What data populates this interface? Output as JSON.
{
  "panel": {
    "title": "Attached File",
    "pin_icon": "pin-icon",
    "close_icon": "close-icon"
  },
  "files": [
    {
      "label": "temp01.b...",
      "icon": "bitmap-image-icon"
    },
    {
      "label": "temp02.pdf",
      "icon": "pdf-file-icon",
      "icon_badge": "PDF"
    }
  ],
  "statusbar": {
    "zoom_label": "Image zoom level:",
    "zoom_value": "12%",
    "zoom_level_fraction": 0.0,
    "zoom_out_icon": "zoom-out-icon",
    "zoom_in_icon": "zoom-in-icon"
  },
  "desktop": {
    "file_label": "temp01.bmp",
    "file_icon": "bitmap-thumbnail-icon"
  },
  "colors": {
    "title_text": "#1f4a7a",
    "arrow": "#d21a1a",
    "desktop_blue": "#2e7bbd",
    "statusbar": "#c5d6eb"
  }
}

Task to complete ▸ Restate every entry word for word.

Response below ▸
What data populates this interface? Output as JSON.
{
  "panel": {
    "title": "Attached File",
    "pin_icon": "pin-icon",
    "close_icon": "close-icon"
  },
  "files": [
    {
      "label": "temp01.b...",
      "icon": "bitmap-image-icon"
    },
    {
      "label": "temp02.pdf",
      "icon": "pdf-file-icon",
      "icon_badge": "PDF"
    }
  ],
  "statusbar": {
    "zoom_label": "Image zoom level:",
    "zoom_value": "12%",
    "zoom_level_fraction": 0.0,
    "zoom_out_icon": "zoom-out-icon",
    "zoom_in_icon": "zoom-in-icon"
  },
  "desktop": {
    "file_label": "temp01.bmp",
    "file_icon": "bitmap-thumbnail-icon"
  },
  "colors": {
    "title_text": "#1f4a7a",
    "arrow": "#d21a1a",
    "desktop_blue": "#2e7bbd",
    "statusbar": "#c5d6eb"
  }
}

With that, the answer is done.